NAIROBI, Kenya — Secretary of State George P. Shultz told openly skeptical Africans on Saturday that the U.S. policy of "constructive engagement" toward South Africa calls for contacts with black nationalist groups as well as that country's white-led minority government.
At a press conference after his talks with Kenya's President Daniel Arap Moi, Shultz was challenged to say if "constructive engagement is still your policy."
Shultz did not flinch, although most U.S. officials try to avoid the term, coined to describe the Reagan Administration's attempt to influence the South African government through diplomacy instead of confrontation.
"The way to implement policies is you are there--you don't just throw up your hands, you stay there," he said. "You are, if I may use the term, engaged. We try to be engaged with everybody. . . .
Hopes to Be Constructive
"We hope that our action will be constructive," he said.
Shultz, who plans to meet later this month in Washington with Oliver Tambo, head of the African National Congress, said that the United States hopes to be engaged with black nationalist groups such as the ANC, mixed-race Coloreds and Indians. Almost as an afterthought, he concluded his list with "the whites there who, after all, are African."
Senior Administration officials have conceded that the Pretoria government of President Pieter W. Botha stopped paying much attention to U.S. diplomacy after Congress enacted tough economic sanctions over President Reagan's veto. Outside experts have said the sanctions marked the end of the "constructive engagement" policy which had been all but abandoned earlier.
But Shultz said that the United States is determined to make clear its opposition to apartheid and to try to encourage creation of "a different kind of system that allows all the human beings there to take part in governing the country."
It was Shultz's first open press conference on his six-nation African tour, now at its mid-point.
Hostile Questions Asked
He was peppered with frequently hostile questions from African journalists.
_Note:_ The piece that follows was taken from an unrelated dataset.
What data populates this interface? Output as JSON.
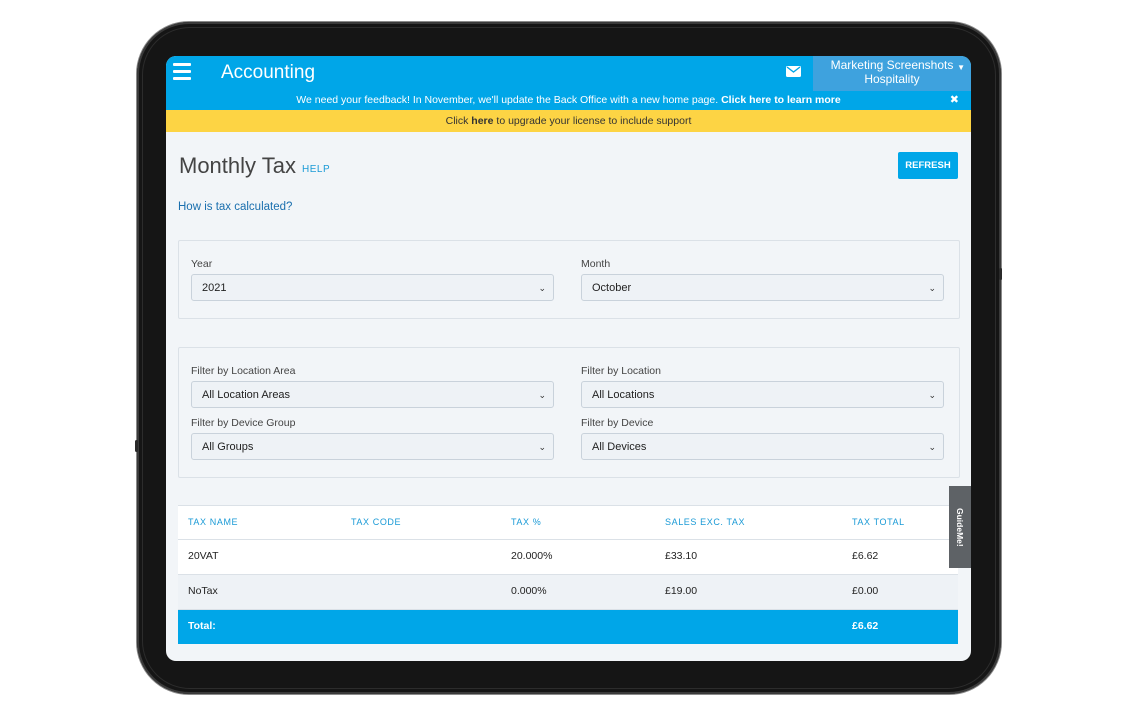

One demanded to know if the reason for sharp cuts in U.S. foreign aid to Africa was "racism or economics."
Shultz replied by citing U.S. budget stringency which he said forced deep cuts in almost all foreign policy programs.
"If you think you have troubles here, you should see our troubles with our budget," he said.
Shultz included only countries with a pro-Western foreign policy for his African trip, which began with stops in Senegal and Cameroon before his arrival in Kenya. He plans to go to Nigeria, Ivory Coast and Liberia.
His meetings with government leaders have been held in private and, if he heard criticism of U.S. policy toward Africa, neither he nor his hosts have said so in public.
In Kenya, Shultz described his meeting with Moi as friendly and constructive. But the local press used his visit to vent its complaints about Administration policy.
Chided by Editorial
The Daily Nation, the country's largest circulation newspaper, said in an editorial, "Worse than inattention, the U.S. government and its principal Western allies have gone out of their way to defy Africa's collective will in one of the most contentious areas of the world, namely Southern Africa. . . . As everybody knows, Pretoria's refusal to let Namibia go and to liberate South Africa's own black majority from the yoke of apartheid is predicated almost totally on the knowledge . . . that Washington, London and Bonn will not do anything serious to threaten the policies of apartheid. Can Mr. Shultz, despite his apparent humanism, escape this general indictment?"
Asked at his press conference to comment on the editorial, Shultz said change in South Africa will depend on the action of South Africans, not the wishes of outside powers.
"We aren't capable of telling people what to do, nor is London or Bonn," he said.
Shultz planned to take today off for a day of wild animal watching at the Masai Mara game preserve.